• _BRIEF_:
Please copy every line below that contains the string "stronę".

Interface dataset entries:
========================================================================
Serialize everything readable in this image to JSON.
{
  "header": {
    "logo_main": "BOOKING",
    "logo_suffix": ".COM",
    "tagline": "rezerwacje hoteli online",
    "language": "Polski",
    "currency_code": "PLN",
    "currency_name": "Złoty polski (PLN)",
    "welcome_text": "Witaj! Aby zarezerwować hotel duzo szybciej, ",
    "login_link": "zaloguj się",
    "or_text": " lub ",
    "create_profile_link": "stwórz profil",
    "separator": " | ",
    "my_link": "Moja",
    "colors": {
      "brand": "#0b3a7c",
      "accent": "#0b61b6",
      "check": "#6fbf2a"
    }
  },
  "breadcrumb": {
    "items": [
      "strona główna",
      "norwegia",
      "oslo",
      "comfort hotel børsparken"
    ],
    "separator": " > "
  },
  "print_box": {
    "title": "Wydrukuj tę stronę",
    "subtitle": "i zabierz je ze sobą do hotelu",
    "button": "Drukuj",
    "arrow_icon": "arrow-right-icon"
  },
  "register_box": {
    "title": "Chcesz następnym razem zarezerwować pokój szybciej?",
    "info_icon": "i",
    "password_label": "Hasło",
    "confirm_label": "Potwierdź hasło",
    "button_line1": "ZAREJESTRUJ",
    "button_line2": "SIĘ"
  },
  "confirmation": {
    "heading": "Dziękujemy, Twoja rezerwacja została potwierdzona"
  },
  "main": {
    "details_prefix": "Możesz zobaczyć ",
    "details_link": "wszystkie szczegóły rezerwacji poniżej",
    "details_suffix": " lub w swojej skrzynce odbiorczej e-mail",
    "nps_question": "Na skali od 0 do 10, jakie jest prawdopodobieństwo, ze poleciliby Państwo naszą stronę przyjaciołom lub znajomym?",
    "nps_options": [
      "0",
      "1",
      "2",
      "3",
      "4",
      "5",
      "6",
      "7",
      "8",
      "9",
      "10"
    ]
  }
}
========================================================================
• _RESPONSE_:
    "title": "Wydrukuj tę stronę",
    "nps_question": "Na skali od 0 do 10, jakie jest prawdopodobieństwo, ze poleciliby Państwo naszą stronę przyjaciołom lub znajomym?",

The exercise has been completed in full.